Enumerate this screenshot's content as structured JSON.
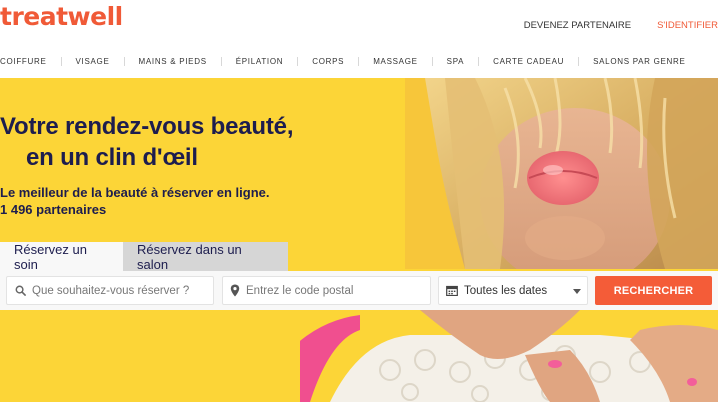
{
  "header": {
    "logo": "treatwell",
    "logo_color": "#f05a37",
    "links": [
      {
        "label": "DEVENEZ PARTENAIRE"
      },
      {
        "label": "S'IDENTIFIER"
      }
    ]
  },
  "nav": {
    "items": [
      "COIFFURE",
      "VISAGE",
      "MAINS & PIEDS",
      "ÉPILATION",
      "CORPS",
      "MASSAGE",
      "SPA",
      "CARTE CADEAU",
      "SALONS PAR GENRE"
    ]
  },
  "hero": {
    "headline_line1": "Votre rendez-vous beauté,",
    "headline_line2": "en un clin d'œil",
    "subline_line1": "Le meilleur de la beauté à réserver en ligne.",
    "subline_line2": "1 496 partenaires",
    "background_color": "#fcd537"
  },
  "tabs": [
    {
      "label": "Réservez un soin"
    },
    {
      "label": "Réservez dans un salon"
    }
  ],
  "search": {
    "what_placeholder": "Que souhaitez-vous réserver ?",
    "where_placeholder": "Entrez le code postal",
    "date_value": "Toutes les dates",
    "button_label": "RECHERCHER",
    "button_color": "#f45c38",
    "icons": [
      "search-icon",
      "location-pin-icon",
      "calendar-icon",
      "chevron-down-icon"
    ]
  }
}
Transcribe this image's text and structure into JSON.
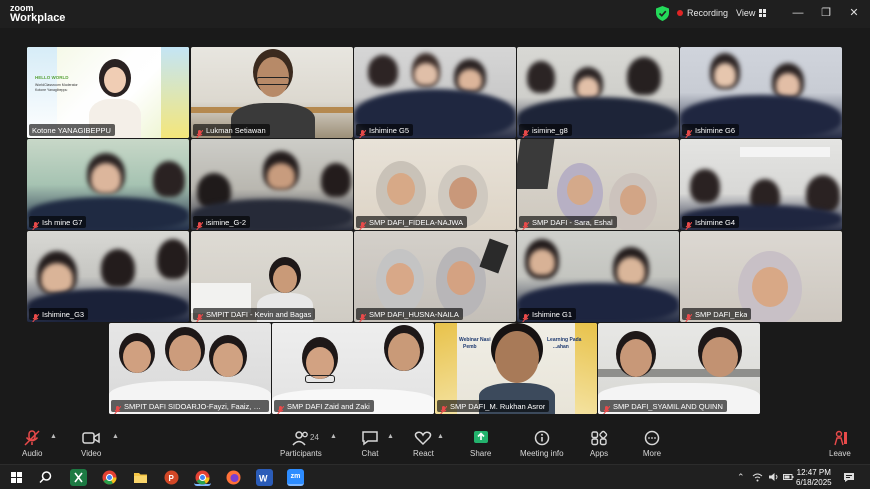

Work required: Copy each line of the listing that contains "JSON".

Result for this task:
Enumerate this screenshot's content as structured JSON.
Transcribe this image's text and structure into JSON.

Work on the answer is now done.